A key moment for the band came after the Pulse nightclub shooting. As queer people in the music scene, the tragedy struck home on a deeply personal level. Their response was “U.S.Gay,” a defiant anthem mixing rage, grief, and resolve, seeking love and solidarity in the face of horror: If I don’t die tonight / I’m gonna dance until I do . . . I want “FAG” tattooed in red on my forehead / A revolution in my bed . . . As Larson said of the song after its release, “U.S.Gay is kind of an attempt at both at once—holding the anger and defiance along with the grief. Ideally people will dance, cry, and scream all at once to this song.”

Another important aspect of their sound, especially on Deus Sex Machina, is a sort of sonic mysticism that leaves space for happy accidents and imperfections to come through in the final mix. “We’ve always been fascinated with things that happen incidentally or, so-called, ‘accidentally,’” Miller says. “Glitches, tracks that pop in the wrong places, sound bites that get lost and reappear where you don’t expect them—we allowed those things to remain, whereas in our other albums we would have cleansed them out.”The band has evolved past the oppressive hunt for perfection and uniformity, pushing culture to do the same. On previous records they allowed their music to be mastered, taken through a sieve of sound that left the magic of mistakes out of the conversation, but now they’ve given that magic the chance to come through. “We spend a lot of time giving ourselves over to the experience of synchronicity and cosmic coincidence,” Larson explains. Aubin clarifies: “This idea of talking to the machine and letting the machine talk back seems to present itself very naturally. Something supersonic.” As he finishes his sentence, no joke—the line goes momentarily haywire. “The machine talking again!” he laughs. Deus Sex Machina, indeed.

1. Fantasy Rider submitted by Sons of an Illustrious Father for pseudo-psychoanalytic evaluation:

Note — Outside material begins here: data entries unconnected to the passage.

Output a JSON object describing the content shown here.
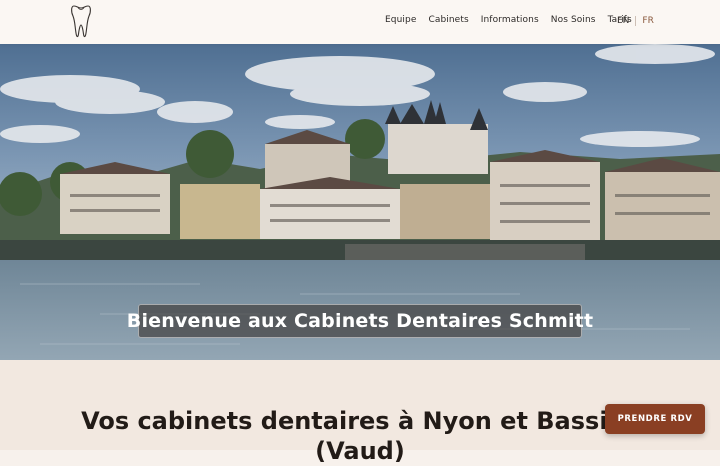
{
  "header": {
    "logo_icon": "tooth-icon",
    "nav": [
      {
        "label": "Equipe"
      },
      {
        "label": "Cabinets"
      },
      {
        "label": "Informations"
      },
      {
        "label": "Nos Soins"
      },
      {
        "label": "Tarifs"
      }
    ],
    "languages": {
      "en": "EN",
      "fr": "FR",
      "active": "FR"
    }
  },
  "hero": {
    "title": "Bienvenue aux Cabinets Dentaires Schmitt",
    "image_subject": "nyon-lakefront-castle-photo"
  },
  "intro": {
    "heading": "Vos cabinets dentaires à Nyon et Bassins (Vaud)"
  },
  "cta": {
    "label": "PRENDRE RDV"
  },
  "colors": {
    "accent": "#8a3f23",
    "header_bg": "#fbf7f3",
    "section_bg": "#f2e8e0"
  }
}
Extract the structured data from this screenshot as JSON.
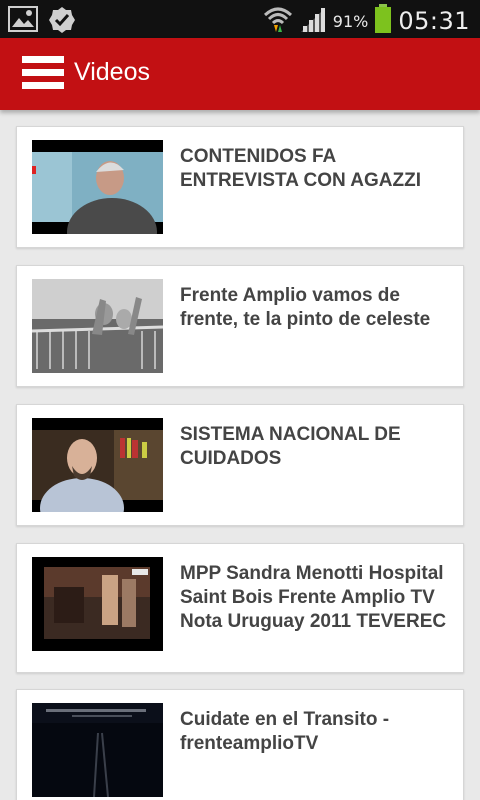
{
  "status_bar": {
    "battery_percent": "91%",
    "time": "05:31",
    "icons": [
      "image-icon",
      "check-badge-icon",
      "wifi-icon",
      "signal-icon",
      "battery-icon"
    ]
  },
  "app_bar": {
    "title": "Videos",
    "color": "#c21013"
  },
  "videos": [
    {
      "title": "CONTENIDOS FA ENTREVISTA CON AGAZZI"
    },
    {
      "title": "Frente Amplio vamos de frente, te la pinto de celeste"
    },
    {
      "title": "SISTEMA NACIONAL DE CUIDADOS"
    },
    {
      "title": "MPP Sandra Menotti Hospital Saint Bois Frente Amplio TV Nota Uruguay 2011 TEVEREC"
    },
    {
      "title": "Cuidate en el Transito - frenteamplioTV"
    }
  ]
}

  • Bananagrams made out of human bone
  • Three (3) zoetropes
  • A spit roasting goat
  • A river of Scotch
  • A cacao tree [2]
  • The Shroud of Turin
  • The Dark Crystal (not the movie)
  • A 25 cabinet 80s arcade (must include Galaga, Joust, and Robotron 2084)
  • The collected works of Dan and Sandra Brown
  • Pizza
  • Revenge
  • A conspiracy of lemurs
  • A business of ferrets
  • A wisdom of wombats
  • A fluther of jellyfish
  • A ball pit of kittens
  • The abolition of the imperialist white supremacist capitalist heteropatriarchy

2. In Jungian frameworks, according to Dr. Leibensgrift’s intensive research on the subject, the Cocoa tree, with its Yonic fruit and shallow roots (which draw from the earth to enrich a final product whose flesh is stripped and the bean roasted and processed for the obtaining of chocolate) signifies in the unconscious an incipience of talent to be brought to fruition through sustained labor. The already suggestively named (looked at with even the slightest Freudian gloss) “Sons of an Illustrious Father” (we see here both an acknowledgement and an ironic rebellion against the influence of the so-called patriarch, or possibly god, as established in the capitalistic/imperialistic American society) have shown in their “fantasy rider” an understanding of their own talent and advantages, while recognizing the amount of labor that will be necessary to extend their vision to encompass their ultimate goals, i.e. the demolition of the aforementioned imperialist-white supremacist-capitalist- heteropatriarchy via dancing and sick tunes.


Written by Anna Ondrakova-Peluola

Photographed by Max Montgomery

Styled by Daniela Jung

Flaunt Film by Katie Levine